Customers in front of a market hall in Uzbekistan

Economic situation On the path to becoming a market economy

Even now, 30 years after gaining independence, Uzbekistan is still going through a transition from the former Soviet-style planned economy to a market economy. For a long time, the state's economic and investment plans were aimed at remaining largely independent of foreign influence. As a result, economic liberalisation, privatisation and structural reforms progressed only slowly.

Strong dependence on Russia

According to official figures, Uzbekistan's economy has grown steadily by at least five per cent in recent years. Moderate growth in times of the 2020 COVID-19 pandemic (1.9 per cent) was followed by a strong upswing in 2021 (7.4 per cent). The International Monetary Fund (IMF) is predicting economic growth of around five per cent for 2022 and subsequent years.

The Uzbek economy is strongly dependent on world market prices for its main exports (gas, metals, cotton) and the economic health of its major trading partners, China and Russia. Russia's war of aggression against Ukraine is having a major impact on Uzbekistan: Food and transportation costs are going up, exports to Russia are declining, and so are remittances from Uzbek migrant workers in Russia (see also: Social situation).

In order to mitigate inflation, the government introduced price controls, suspended import duties on basic foodstuffs, increased the minimum wage and set up a crisis response fund for Uzbek companies.

Comprehensive reforms

The economy is at the centre of Uzbekistan’s reform policies. In the past few years, the government has initiated different measures to improve the investment climate, increase competitiveness and create jobs. These measures included the relaxation of exchange rate policies, reforms of taxation and customs duties, and the gradual privatisation of state-owned companies.

Yet the general environment for private sector activity remains difficult. Potential investors are deterred by the continued strong presence of the state in many economic sectors, lengthy approval procedures, lack of legal certainty and inadequate infrastructure.

Widespread corruption is another major problem. Although Uzbekistan has steadily improved its ranking on the Corruption Perceptions Index (CPI) of the non-governmental organisation Transparency International over the past 10 years, it is still in the lower third of the list, ranking 140th out of 180 countries evaluated (2021).

Development potential

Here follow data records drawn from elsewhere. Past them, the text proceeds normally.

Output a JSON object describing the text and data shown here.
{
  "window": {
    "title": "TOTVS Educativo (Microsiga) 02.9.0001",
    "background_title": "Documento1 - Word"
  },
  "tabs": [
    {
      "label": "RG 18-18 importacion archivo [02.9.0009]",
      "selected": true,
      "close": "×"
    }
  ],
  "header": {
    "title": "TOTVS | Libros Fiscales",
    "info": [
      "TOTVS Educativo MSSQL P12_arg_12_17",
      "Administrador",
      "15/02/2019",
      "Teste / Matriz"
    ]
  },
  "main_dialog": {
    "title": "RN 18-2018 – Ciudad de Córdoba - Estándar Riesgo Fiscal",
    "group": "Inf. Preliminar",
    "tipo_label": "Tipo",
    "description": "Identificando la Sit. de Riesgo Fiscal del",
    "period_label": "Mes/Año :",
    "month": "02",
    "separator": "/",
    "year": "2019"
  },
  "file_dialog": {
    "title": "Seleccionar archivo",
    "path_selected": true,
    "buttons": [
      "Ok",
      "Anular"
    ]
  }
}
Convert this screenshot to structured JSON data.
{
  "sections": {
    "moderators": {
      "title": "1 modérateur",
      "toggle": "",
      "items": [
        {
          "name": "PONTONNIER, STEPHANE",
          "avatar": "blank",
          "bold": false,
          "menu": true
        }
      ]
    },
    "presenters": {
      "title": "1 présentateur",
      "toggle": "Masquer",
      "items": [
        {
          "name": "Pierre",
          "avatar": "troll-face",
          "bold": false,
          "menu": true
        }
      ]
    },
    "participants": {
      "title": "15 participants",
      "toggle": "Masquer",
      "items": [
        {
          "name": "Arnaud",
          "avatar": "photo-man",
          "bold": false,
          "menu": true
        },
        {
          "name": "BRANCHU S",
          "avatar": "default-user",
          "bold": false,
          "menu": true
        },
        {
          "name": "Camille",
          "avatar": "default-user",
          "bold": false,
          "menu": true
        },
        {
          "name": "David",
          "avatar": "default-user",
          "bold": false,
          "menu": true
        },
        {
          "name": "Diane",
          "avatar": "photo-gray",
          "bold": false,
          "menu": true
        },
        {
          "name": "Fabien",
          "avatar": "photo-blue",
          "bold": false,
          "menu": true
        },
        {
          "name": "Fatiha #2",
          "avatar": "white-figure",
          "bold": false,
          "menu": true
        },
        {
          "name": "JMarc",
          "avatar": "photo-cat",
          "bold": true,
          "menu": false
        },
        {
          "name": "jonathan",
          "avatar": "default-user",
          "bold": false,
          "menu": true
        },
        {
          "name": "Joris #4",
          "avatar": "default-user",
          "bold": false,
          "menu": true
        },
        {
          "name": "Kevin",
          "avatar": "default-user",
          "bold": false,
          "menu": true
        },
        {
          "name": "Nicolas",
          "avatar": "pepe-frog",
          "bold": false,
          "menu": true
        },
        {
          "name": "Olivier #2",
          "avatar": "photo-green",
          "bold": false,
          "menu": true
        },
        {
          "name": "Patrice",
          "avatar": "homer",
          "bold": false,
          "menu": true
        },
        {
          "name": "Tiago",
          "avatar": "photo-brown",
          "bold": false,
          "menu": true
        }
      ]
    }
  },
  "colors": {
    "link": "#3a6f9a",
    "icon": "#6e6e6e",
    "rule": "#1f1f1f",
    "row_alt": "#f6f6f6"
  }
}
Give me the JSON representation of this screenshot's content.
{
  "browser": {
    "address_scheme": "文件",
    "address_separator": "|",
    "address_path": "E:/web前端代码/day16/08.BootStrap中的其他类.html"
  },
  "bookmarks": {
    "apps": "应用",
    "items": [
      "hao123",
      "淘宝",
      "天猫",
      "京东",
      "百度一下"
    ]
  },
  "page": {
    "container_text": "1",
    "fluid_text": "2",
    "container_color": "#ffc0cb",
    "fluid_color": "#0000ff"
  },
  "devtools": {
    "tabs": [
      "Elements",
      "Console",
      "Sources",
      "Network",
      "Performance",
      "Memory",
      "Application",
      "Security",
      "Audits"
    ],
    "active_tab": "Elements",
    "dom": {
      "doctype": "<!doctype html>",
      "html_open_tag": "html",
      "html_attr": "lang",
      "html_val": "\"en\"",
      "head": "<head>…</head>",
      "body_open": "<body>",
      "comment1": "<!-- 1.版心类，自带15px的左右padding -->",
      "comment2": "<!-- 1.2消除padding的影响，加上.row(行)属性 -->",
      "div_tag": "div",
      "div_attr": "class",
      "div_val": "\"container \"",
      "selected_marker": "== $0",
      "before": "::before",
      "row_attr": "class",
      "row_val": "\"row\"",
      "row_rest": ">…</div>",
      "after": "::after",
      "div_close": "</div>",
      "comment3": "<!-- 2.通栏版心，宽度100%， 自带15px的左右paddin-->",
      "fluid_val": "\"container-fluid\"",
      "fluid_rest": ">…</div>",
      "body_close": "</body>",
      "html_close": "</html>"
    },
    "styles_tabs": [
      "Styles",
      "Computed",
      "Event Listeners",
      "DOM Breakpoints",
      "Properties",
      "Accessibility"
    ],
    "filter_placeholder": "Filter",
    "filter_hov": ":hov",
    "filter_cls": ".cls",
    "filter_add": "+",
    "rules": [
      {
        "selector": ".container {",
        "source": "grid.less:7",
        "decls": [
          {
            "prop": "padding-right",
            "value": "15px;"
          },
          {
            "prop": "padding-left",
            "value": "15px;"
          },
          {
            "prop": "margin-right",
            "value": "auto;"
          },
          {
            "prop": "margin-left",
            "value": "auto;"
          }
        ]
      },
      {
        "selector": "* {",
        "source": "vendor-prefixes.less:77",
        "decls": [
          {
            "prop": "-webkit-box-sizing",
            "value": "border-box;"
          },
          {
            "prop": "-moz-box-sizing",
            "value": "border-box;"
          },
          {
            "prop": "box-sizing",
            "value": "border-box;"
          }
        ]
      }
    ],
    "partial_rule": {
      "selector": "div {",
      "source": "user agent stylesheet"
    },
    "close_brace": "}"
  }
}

Thanks to its central geographical position and its mineral deposits (including gold, copper, uranium, coal and natural gas), Uzbekistan has good potential for development. The fuel industry, mechanical engineering, metal processing, transport manufacturing and electrical engineering are key pillars of the Uzbek economy. The textile industry, electricity sector, and the mobile telecommunications industry also offer potential for development. For foreign investors, the country can serve as a bridge for the entire Central Asian market.

The country’s young population can be regarded as another asset. If educational opportunities are improved, the Uzbek economy will be able to draw on a plentiful supply of relatively well-trained labour.

As at: 27/02/2023